:: Information

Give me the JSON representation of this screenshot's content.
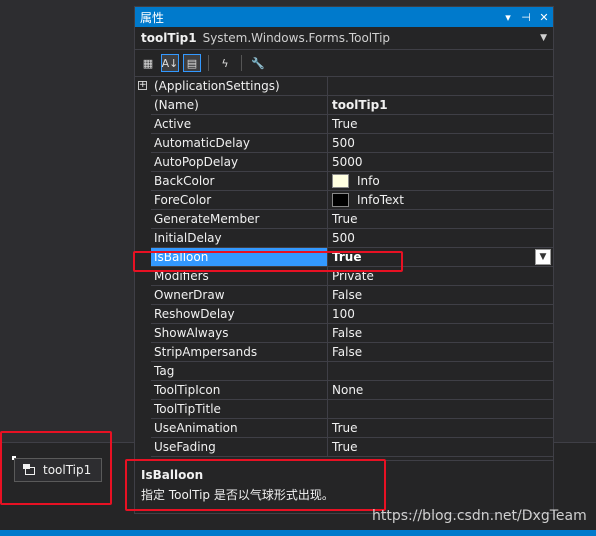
{
  "window_title": "属性",
  "object_selector": {
    "name": "toolTip1",
    "type": "System.Windows.Forms.ToolTip"
  },
  "toolbar": {
    "buttons": [
      {
        "icon": "categorized-icon",
        "glyph": "▦",
        "active": false
      },
      {
        "icon": "alphabetical-icon",
        "glyph": "A↓",
        "active": true
      },
      {
        "icon": "properties-icon",
        "glyph": "▤",
        "active": true
      },
      {
        "icon": "events-icon",
        "glyph": "ϟ",
        "active": false
      },
      {
        "icon": "property-pages-icon",
        "glyph": "🔧",
        "active": false
      }
    ]
  },
  "properties": [
    {
      "name": "(ApplicationSettings)",
      "value": "",
      "expandable": true
    },
    {
      "name": "(Name)",
      "value": "toolTip1",
      "bold": true
    },
    {
      "name": "Active",
      "value": "True"
    },
    {
      "name": "AutomaticDelay",
      "value": "500"
    },
    {
      "name": "AutoPopDelay",
      "value": "5000"
    },
    {
      "name": "BackColor",
      "value": "Info",
      "swatch": "#ffffe1"
    },
    {
      "name": "ForeColor",
      "value": "InfoText",
      "swatch": "#000000"
    },
    {
      "name": "GenerateMember",
      "value": "True"
    },
    {
      "name": "InitialDelay",
      "value": "500"
    },
    {
      "name": "IsBalloon",
      "value": "True",
      "selected": true
    },
    {
      "name": "Modifiers",
      "value": "Private"
    },
    {
      "name": "OwnerDraw",
      "value": "False"
    },
    {
      "name": "ReshowDelay",
      "value": "100"
    },
    {
      "name": "ShowAlways",
      "value": "False"
    },
    {
      "name": "StripAmpersands",
      "value": "False"
    },
    {
      "name": "Tag",
      "value": ""
    },
    {
      "name": "ToolTipIcon",
      "value": "None"
    },
    {
      "name": "ToolTipTitle",
      "value": ""
    },
    {
      "name": "UseAnimation",
      "value": "True"
    },
    {
      "name": "UseFading",
      "value": "True"
    }
  ],
  "description": {
    "title": "IsBalloon",
    "text": "指定 ToolTip 是否以气球形式出现。"
  },
  "tray": {
    "component_label": "toolTip1"
  },
  "watermark": "https://blog.csdn.net/DxgTeam",
  "colors": {
    "accent": "#007acc",
    "selection": "#3399ff",
    "highlight_box": "#e81123"
  }
}
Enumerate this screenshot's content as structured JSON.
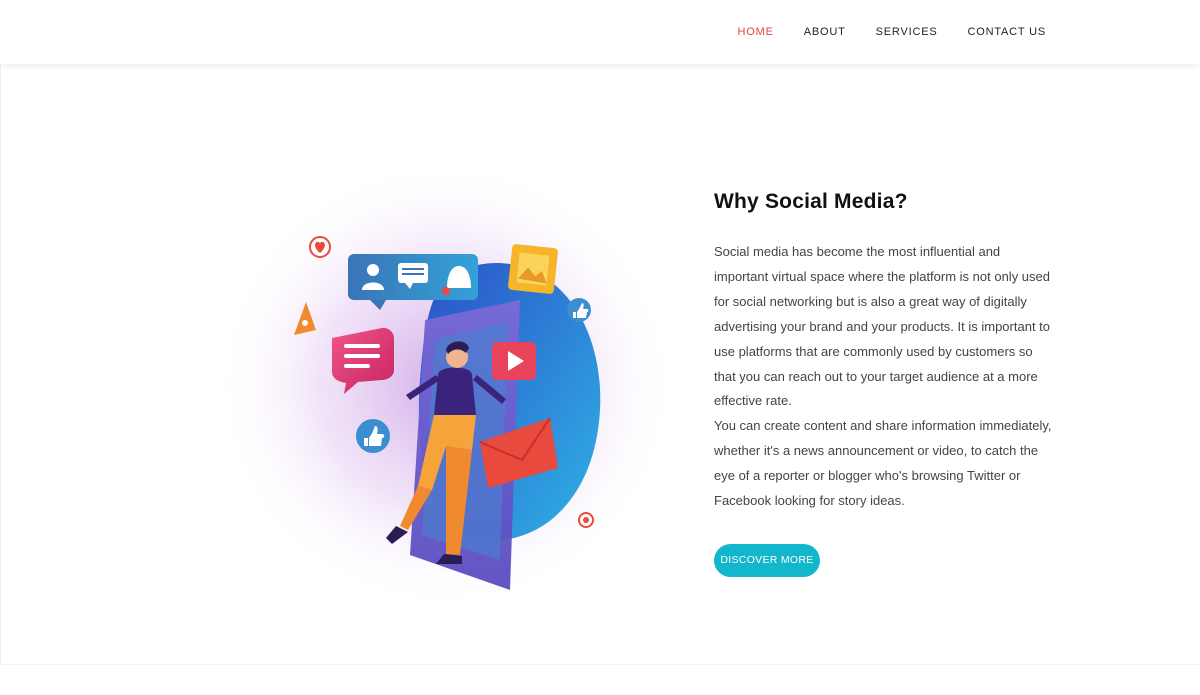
{
  "nav": {
    "items": [
      {
        "label": "HOME",
        "active": true
      },
      {
        "label": "ABOUT",
        "active": false
      },
      {
        "label": "SERVICES",
        "active": false
      },
      {
        "label": "CONTACT US",
        "active": false
      }
    ]
  },
  "section": {
    "title": "Why Social Media?",
    "paragraph_1": "Social media has become the most influential and important virtual space where the platform is not only used for social networking but is also a great way of digitally advertising your brand and your products. It is important to use platforms that are commonly used by customers so that you can reach out to your target audience at a more effective rate.",
    "paragraph_2": "You can create content and share information immediately, whether it's a news announcement or video, to catch the eye of a reporter or blogger who's browsing Twitter or Facebook looking for story ideas.",
    "button_label": "DISCOVER MORE"
  },
  "colors": {
    "accent_nav": "#e8473d",
    "button": "#12b7cc"
  },
  "illustration": {
    "icons": [
      "heart-icon",
      "music-note-icon",
      "user-icon",
      "chat-icon",
      "bell-icon",
      "image-icon",
      "thumbs-up-icon",
      "play-icon",
      "mail-icon",
      "record-icon"
    ]
  }
}
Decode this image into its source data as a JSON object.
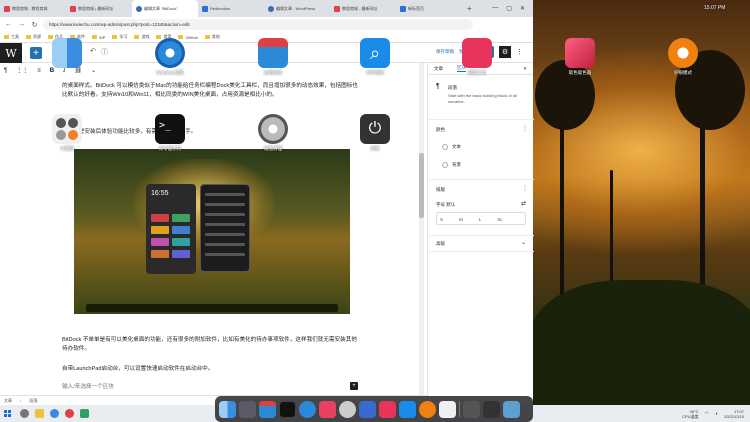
{
  "browser": {
    "tabs": [
      {
        "label": "教程商城 - 教程商城"
      },
      {
        "label": "教程商城 | 最新网址"
      },
      {
        "label": "编辑文章 “BitDock”"
      },
      {
        "label": "Redirection"
      },
      {
        "label": "编辑文章 - WordPress"
      },
      {
        "label": "教程商城 - 最新网址"
      },
      {
        "label": "新标签页"
      }
    ],
    "url": "https://www.kwiechu.com/wp-admin/post.php?post=12345&action=edit",
    "bookmarks": [
      "工具",
      "资源",
      "作品",
      "软件",
      "WP",
      "学习",
      "游戏",
      "常用",
      "GitHub",
      "其他"
    ]
  },
  "editor": {
    "save_draft": "保存草稿",
    "preview": "预览",
    "publish": "发布",
    "para1": "的桌面样式。BitDock 可以模仿类似于Mac的功能给任务栏编程Dock美化工具栏，而且增加很多的动态效果，包括图标也比默认的好看。支持Win10和Win11，相比同类的WIN美化桌面，占用资源是相比小的。",
    "para2": "这款小虎安装后体验功能比较多，有需要的可以入手。",
    "para3": "BitDock 不单单是有可以美化桌面的功能，还有很多的附加软件，比如有美化的待办事项软件，这样我们就无需安装其他待办软件。",
    "para4": "自带LaunchPad启动台，可以设置快速启动软件在启动台中。",
    "placeholder": "输入/来选择一个区块",
    "breadcrumb": [
      "文章",
      "段落"
    ],
    "phone_clock": "16:55"
  },
  "sidebar": {
    "tabs": [
      "文章",
      "区块"
    ],
    "close": "✕",
    "block_name": "段落",
    "block_desc": "Start with the basic building block of all narrative.",
    "color_title": "颜色",
    "color_text": "文本",
    "color_bg": "背景",
    "typography_title": "排版",
    "size_label": "字号 默认",
    "sizes": [
      "S",
      "M",
      "L",
      "XL"
    ],
    "advanced_title": "高级"
  },
  "desktop": {
    "icons": [
      {
        "name": "finder",
        "label": "",
        "color": "#3b8de0"
      },
      {
        "name": "windows-settings",
        "label": "Windows设置",
        "color": "#2a8ad8"
      },
      {
        "name": "store",
        "label": "应用商店",
        "color": "#1a7ad0"
      },
      {
        "name": "search",
        "label": "文件搜索",
        "color": "#1a8be8"
      },
      {
        "name": "screenshot",
        "label": "截图工具",
        "color": "#e8345a"
      },
      {
        "name": "color-picker",
        "label": "取色吸色器",
        "color": "#e84060"
      },
      {
        "name": "theme",
        "label": "护眼模式",
        "color": "#f08010"
      },
      {
        "name": "calculator",
        "label": "计算器",
        "color": "#f0f0f0"
      },
      {
        "name": "terminal",
        "label": "命令提示符",
        "color": "#111111"
      },
      {
        "name": "cleanup",
        "label": "磁盘清理",
        "color": "#d0d0d0"
      },
      {
        "name": "power",
        "label": "关机",
        "color": "#333333"
      }
    ],
    "clock": "15:07 PM"
  },
  "taskbar": {
    "weather": "49°C",
    "weather_sub": "CPU温度",
    "time": "17:07",
    "date": "2022/12/10"
  }
}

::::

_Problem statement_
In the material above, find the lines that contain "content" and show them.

_Reply_
Give me the JSON representation of this screenshot's content.
Enumerate this screenshot's content as structured JSON.
    "paragraph_2": "You can create content and share information immediately, whether it's a news announcement or video, to catch the eye of a reporter or blogger who's browsing Twitter or Facebook looking for story ideas.",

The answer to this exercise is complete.